Friday, October 31, 2014

Snowbirds are on the scene again...

Rick won the who-sees-the-first-junco-of-autumn contest this year. Dog! Every autumn we watch for the first Dark-eyed Junco to show up in our yard. I've won the past 5 years, but Rick toppled my reign this year. Our little junkie flew in on Tuesday, October 25, 2014, which is the earliest arrival we've had. Is our snowbird predicting a colder and snowier winter than last year?

Our Dark-eyed Juncos have arrived! Let the snow fly...

This is the earliest date we've seen snowbirds in our yard. It's always exciting when they arrive, because we know the next season is underway. We've missed our little Dark-eyed Juncos!

…such a cute little junkie!

Our White-throated Sparrows flew in two weeks ago--the earliest by far! Does Mama Nature have something big planned for us this winter?

Wednesday, October 15, 2014

Smooth Sumac in Kentucky

...but first a quick update! A lot of you have written me to ask where I've been because I haven't posted since August! I'm here and well, but I was knee deep in a house remodel. We've redone our first floor...all the wood floors were stripped, sanded, stained, etc., walls were knocked down, a staircase pulled out and a new one put in, and finally painting. During it all my library/home office has been packed up, and my computer hauled to work. There was so much to do that poor little Red suffered. Yesterday we were able to put part of my office together, so I thought I'd try to write a quick post. (My cousin, Curg, wrote me earlier today that he is sick of seeing the hummingbird in the previous post. He needs new nature material, and he needs it now, so this one is for you, Curg!)

Autumn color for us, and winter food for the birds...
Last week Matty was on a short fall break, so we headed down to Blue Licks State Park in Kentucky with my parents. The trees were gorgeous, the weather was perfect, and it was incredibly relaxing to be out in the woods. I didn't bring my camera with me because everything was packed up, and I just wanted to spend time with my family, but I was able to get a few nice shots with my cell phone. Nothing beats the reds of autumn...

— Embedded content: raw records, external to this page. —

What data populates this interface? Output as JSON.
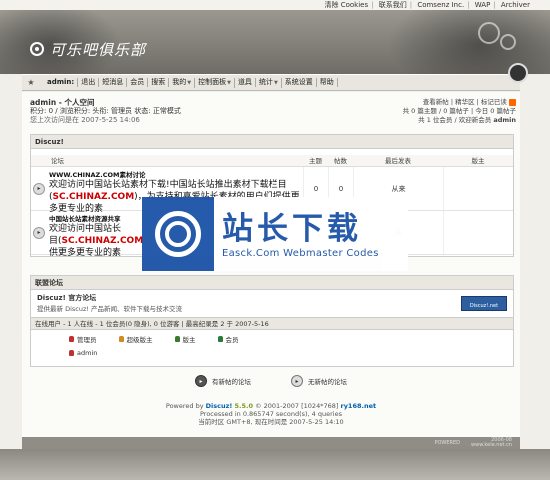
{
  "top_links": [
    "清除 Cookies",
    "联系我们",
    "Comsenz Inc.",
    "WAP",
    "Archiver"
  ],
  "logo": {
    "text": "可乐吧俱乐部"
  },
  "nav": {
    "user": "admin:",
    "items": [
      "退出",
      "短消息",
      "会员",
      "搜索",
      "我的",
      "控制面板",
      "道具",
      "统计",
      "系统设置",
      "帮助"
    ],
    "dropdown_flags": [
      false,
      false,
      false,
      false,
      true,
      true,
      false,
      true,
      false,
      false
    ]
  },
  "userinfo": {
    "line1": "admin - 个人空间",
    "line2": "积分: 0 / 浏览积分: 头衔: 管理员 状态: 正常模式",
    "line3": "您上次访问是在 2007-5-25 14:06"
  },
  "rightinfo": {
    "line1": "查看新帖 | 精华区 | 标记已读",
    "line2": "共 0 篇主题 / 0 篇帖子 | 今日 0 篇帖子",
    "line3": "共 1 位会员 / 欢迎新会员",
    "newest_member": "admin"
  },
  "category": {
    "title": "Discuz!",
    "headers": {
      "forum": "论坛",
      "topics": "主题",
      "posts": "帖数",
      "last": "最后发表",
      "mods": "版主"
    },
    "forums": [
      {
        "name": "WWW.CHINAZ.COM素材讨论",
        "desc_pre": "欢迎访问中国站长站素材下载!中国站长站推出素材下载栏目(",
        "desc_red": "SC.CHINAZ.COM",
        "desc_post": ")，为支持和喜爱站长素材的用户们提供更多更专业的素",
        "topics": "0",
        "posts": "0",
        "last": "从来"
      },
      {
        "name": "中国站长站素材资源共享",
        "desc_pre": "欢迎访问中国站长",
        "desc_red": "SC.CHINAZ.COM",
        "desc_post": "供更多更专业的素",
        "topics": "",
        "posts": "",
        "last": "来"
      }
    ]
  },
  "friends": {
    "title": "联盟论坛",
    "name": "Discuz! 官方论坛",
    "desc": "提供最新 Discuz! 产品新闻、软件下载与技术交流",
    "badge": "Discuz!.net"
  },
  "online": {
    "text": "在线用户 - 1 人在线 - 1 位会员(0 隐身), 0 位游客 | 最高纪录是 2 于 2007-5-16",
    "legend": [
      "管理员",
      "超级版主",
      "版主",
      "会员"
    ],
    "legend_colors": [
      "#c03030",
      "#d08a20",
      "#3a7a2a",
      "#2a7a3a"
    ],
    "users": [
      "admin"
    ]
  },
  "icon_legend": [
    "有新帖的论坛",
    "无新帖的论坛"
  ],
  "footer": {
    "powered_prefix": "Powered by",
    "brand": "Discuz!",
    "version": "5.5.0",
    "copyright": "© 2001-2007 [1024*768]",
    "site": "ry168.net",
    "processed": "Processed in 0.865747 second(s), 4 queries",
    "time": "当前时区 GMT+8, 现在时间是 2007-5-25 14:10"
  },
  "bottom": {
    "left": "POWERED",
    "right_line1": "2006-08",
    "right_line2": "www.kele.net.cn"
  },
  "watermark": {
    "big": "站长下载",
    "small": "Easck.Com Webmaster Codes"
  }
}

Smooth Sumac (Rhus glabra) berries glow red in the field. 
A colony of Smooth Sumac was growing in an open field along the Savannah trail, and the bright red leaves and the deep red berries (drupes) were eye catching, so we stopped to take a closer look. I posted on Staghorn Sumac last November, which looks very similar to Smooth Sumac. A clue to telling them apart is in their name. The branches on Smooth Sumac are smooth, while the branches on Staghorn Sumac are furry like the antlers on a stag when "in velvet." Smooth Sumac is a little smaller as well, and its range extends further south. In Ohio, we have both. I love seeing any type of sumac in the wild, because I know winter birds will have emergency food waiting for them this winter. (Click here for the post "Staghorn Sumac is for the birds..." to learn how these plants help birds survive the coldest days of winter and early spring when other food is scarce.)

Both Smooth and Staghorn Sumac are native to Ohio, and both offer stores of food for the birds in the dead of winter when the "tastier" berries have all been consumed.

Smooth Sumac brightens any field, especially in fall when its leaves turn a brilliant red.

Smooth Sumac, like Staghorn Sumac is not Poison Sumac. It is a wetland species and has white berries and smooth leaves. Click here and here for more info on Poison Sumac.